Presidential candidate Sen. Bernie Sanders (I-Vt.) is likely to receive most of the more than 1,300 Democratic delegates about to be pledged in Super Tuesday voting, polls show.
While Sanders’s main opponent, former Vice President Joe Biden, may win some of the 14 primaries and one caucus scheduled for March 3, Sanders leads polling in most of the states with larger delegate counts, particularly California, where 415 delegates are to be won, and Texas, which will pledge 228 delegates.
Sanders has polled at about 34 percent in California recently and roughly 30 percent in Texas. He’s also leading in Virginia (99 delegates), Massachusetts (91 delegates), and Colorado (67 delegates).
Biden, on the other hand, only has a lead in North Carolina (110 delegates)—around 25 percent to Sanders’s 23. Biden will be seeking to gain momentum after a big victory in South Carolina, which he won by more than 28 percentage points over Sanders. The RealClearPolitics recent poll average had shown him with a 15-point edge.
The polls don’t give much hope to the other candidates. Under Democratic Party rules, a candidate needs at least 15 percent of the vote to gain any delegates. Sen. Elizabeth Warren (D-Mass.) is peaking above that threshold in California, Massachusetts, and Colorado, but is trailing Sanders, even in her home state, where he leads with about 25 percent to her 21.
Billionaire and former New York Mayor Michael Bloomberg, who is appearing on ballots for the first time in the Super Tuesday contests, is doing well enough in polls to suggest he may collect some delegates in Virginia, Texas, and North Carolina.
Sen. Amy Klobuchar (D-Minn.) dropped out of the race on March 2. She had polled well in her home state, where she was leading the pack at about 29 percent.
While former South Bend, Indiana, Mayor Pete Buttigieg got first place in the Iowa caucuses and a tie in New Hampshire, recent poll averages showed him falling short of the 15 percent mark in all the largest Super Tuesday states. On March 1, he announced his exit from the race.
Even after Super Tuesday, there are a number of states with large numbers of delegates left, including New York (274), Florida (219), Pennsylvania (186), and Illinois (155).
Sanders currently holds a delegate lead with 60 pledged so far, mainly due to his win in Nevada. Biden is second with 54 delegates and Buttigieg is third with 26.
While Sanders may solidify his delegate lead on March 3, he’ll still have a long way to go to secure the nomination, which would require obtaining a majority of pledged delegates (at least 1,991).
If no candidate has enough delegates to secure the nomination by the July 13-16 Democratic convention in Milwaukee and if no nominee is selected in the first round of delegate voting, that would trigger a contested convention. That means delegates could engage in multiple rounds of voting, a process that could ultimately lead to a nominee who had fewer delegates than the incoming leader.

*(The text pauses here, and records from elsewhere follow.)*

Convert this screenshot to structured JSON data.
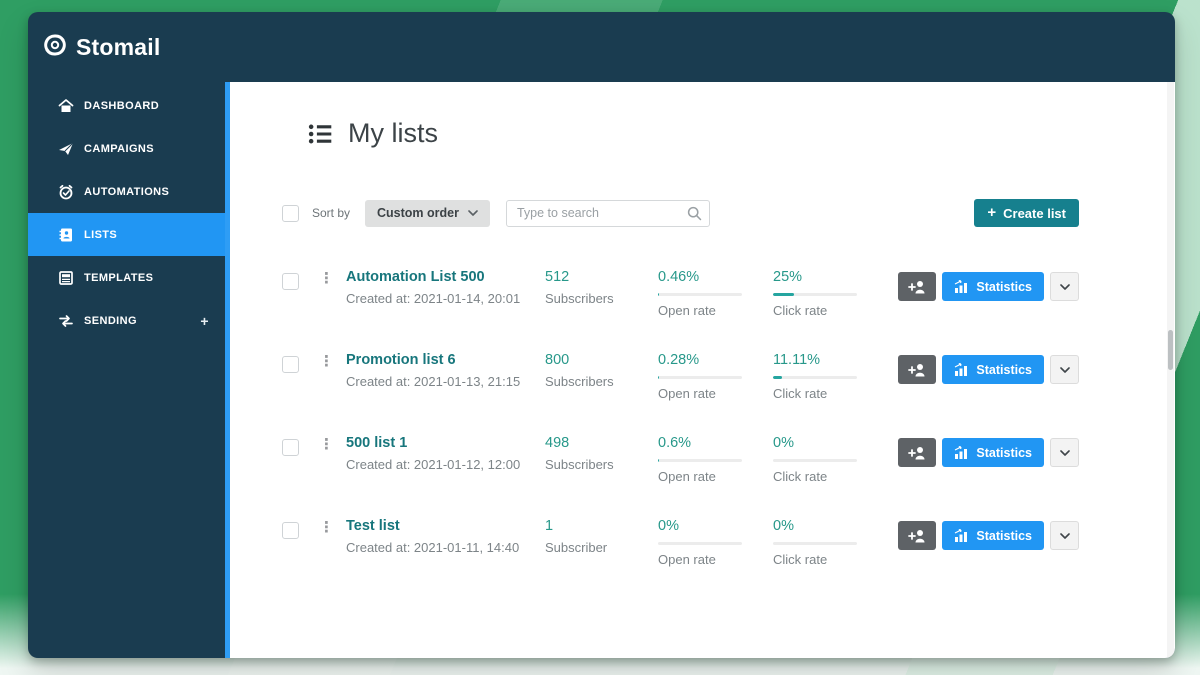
{
  "brand": {
    "name": "Stomail"
  },
  "sidebar": {
    "items": [
      {
        "label": "DASHBOARD",
        "icon": "home-icon",
        "active": false
      },
      {
        "label": "CAMPAIGNS",
        "icon": "paper-plane-icon",
        "active": false
      },
      {
        "label": "AUTOMATIONS",
        "icon": "alarm-clock-icon",
        "active": false
      },
      {
        "label": "LISTS",
        "icon": "address-book-icon",
        "active": true
      },
      {
        "label": "TEMPLATES",
        "icon": "template-icon",
        "active": false
      },
      {
        "label": "SENDING",
        "icon": "transfer-arrows-icon",
        "active": false,
        "trailing_plus": "+"
      }
    ]
  },
  "header": {
    "title": "My lists"
  },
  "toolbar": {
    "sort_by_label": "Sort by",
    "sort_value": "Custom order",
    "search_placeholder": "Type to search",
    "create_list_label": "Create list"
  },
  "icons": {
    "kebab": "⋮",
    "plus": "+"
  },
  "actions": {
    "statistics_label": "Statistics"
  },
  "table": {
    "labels": {
      "open": "Open rate",
      "click": "Click rate"
    },
    "rows": [
      {
        "name": "Automation List 500",
        "created": "Created at: 2021-01-14, 20:01",
        "subscribers": "512",
        "subscribers_label": "Subscribers",
        "open_value": "0.46%",
        "open_pct": 0.46,
        "click_value": "25%",
        "click_pct": 25
      },
      {
        "name": "Promotion list 6",
        "created": "Created at: 2021-01-13, 21:15",
        "subscribers": "800",
        "subscribers_label": "Subscribers",
        "open_value": "0.28%",
        "open_pct": 0.28,
        "click_value": "11.11%",
        "click_pct": 11.11
      },
      {
        "name": "500 list 1",
        "created": "Created at: 2021-01-12, 12:00",
        "subscribers": "498",
        "subscribers_label": "Subscribers",
        "open_value": "0.6%",
        "open_pct": 0.6,
        "click_value": "0%",
        "click_pct": 0
      },
      {
        "name": "Test list",
        "created": "Created at: 2021-01-11, 14:40",
        "subscribers": "1",
        "subscribers_label": "Subscriber",
        "open_value": "0%",
        "open_pct": 0,
        "click_value": "0%",
        "click_pct": 0
      }
    ]
  },
  "colors": {
    "background_green": "#2f9e63",
    "navy": "#1a3c50",
    "accent_blue": "#2196f3",
    "teal_button": "#16808e",
    "teal_text": "#17767c",
    "teal_value": "#27988a",
    "progress_fill": "#25a5a0"
  }
}
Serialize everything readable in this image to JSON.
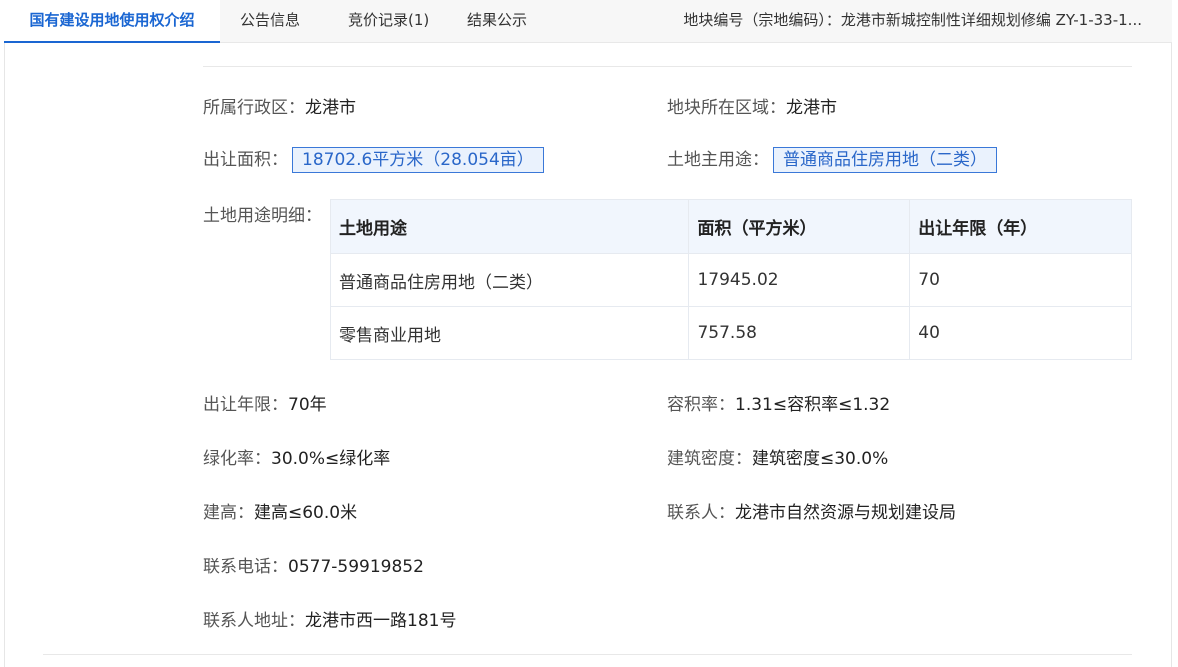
{
  "tabs": [
    {
      "label": "国有建设用地使用权介绍"
    },
    {
      "label": "公告信息"
    },
    {
      "label": "竞价记录(1)"
    },
    {
      "label": "结果公示"
    }
  ],
  "parcel": {
    "label": "地块编号（宗地编码）：",
    "value": "龙港市新城控制性详细规划修编 ZY-1-33-1..."
  },
  "info": {
    "district": {
      "label": "所属行政区：",
      "value": "龙港市"
    },
    "region": {
      "label": "地块所在区域：",
      "value": "龙港市"
    },
    "area": {
      "label": "出让面积：",
      "value": "18702.6平方米（28.054亩）"
    },
    "main_use": {
      "label": "土地主用途：",
      "value": "普通商品住房用地（二类）"
    },
    "detail_label": "土地用途明细：",
    "term": {
      "label": "出让年限：",
      "value": "70年"
    },
    "plot_ratio": {
      "label": "容积率：",
      "value": "1.31≤容积率≤1.32"
    },
    "green_ratio": {
      "label": "绿化率：",
      "value": "30.0%≤绿化率"
    },
    "density": {
      "label": "建筑密度：",
      "value": "建筑密度≤30.0%"
    },
    "height": {
      "label": "建高：",
      "value": "建高≤60.0米"
    },
    "contact": {
      "label": "联系人：",
      "value": "龙港市自然资源与规划建设局"
    },
    "phone": {
      "label": "联系电话：",
      "value": "0577-59919852"
    },
    "address": {
      "label": "联系人地址：",
      "value": "龙港市西一路181号"
    }
  },
  "detail_table": {
    "headers": [
      "土地用途",
      "面积（平方米）",
      "出让年限（年）"
    ],
    "rows": [
      [
        "普通商品住房用地（二类）",
        "17945.02",
        "70"
      ],
      [
        "零售商业用地",
        "757.58",
        "40"
      ]
    ]
  },
  "colors": {
    "accent": "#1a66d2",
    "tag_border": "#3a78d8",
    "tag_bg": "#eaf2fd",
    "table_header_bg": "#f1f6fd"
  }
}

Biden has said he would contest the nomination if no one gets the majority of delegates by the convention, even if Sanders ends up with more delegates.

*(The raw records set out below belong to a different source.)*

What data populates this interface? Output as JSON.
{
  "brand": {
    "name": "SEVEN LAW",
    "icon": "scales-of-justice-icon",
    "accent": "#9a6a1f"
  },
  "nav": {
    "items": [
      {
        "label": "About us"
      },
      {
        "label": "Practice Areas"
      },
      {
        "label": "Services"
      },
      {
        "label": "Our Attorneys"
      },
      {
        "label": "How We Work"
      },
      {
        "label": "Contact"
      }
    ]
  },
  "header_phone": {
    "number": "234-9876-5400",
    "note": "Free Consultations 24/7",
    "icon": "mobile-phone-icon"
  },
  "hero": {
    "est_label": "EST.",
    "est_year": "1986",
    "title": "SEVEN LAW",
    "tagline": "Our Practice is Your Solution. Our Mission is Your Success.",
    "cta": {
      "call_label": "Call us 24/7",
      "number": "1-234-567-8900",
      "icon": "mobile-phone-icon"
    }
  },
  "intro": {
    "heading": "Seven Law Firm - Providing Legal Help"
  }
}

Update: The article has been updated to reflect that Pete Buttigieg and Sen. Amy Klobuchar (D-Minn.) dropped out of the presidential race.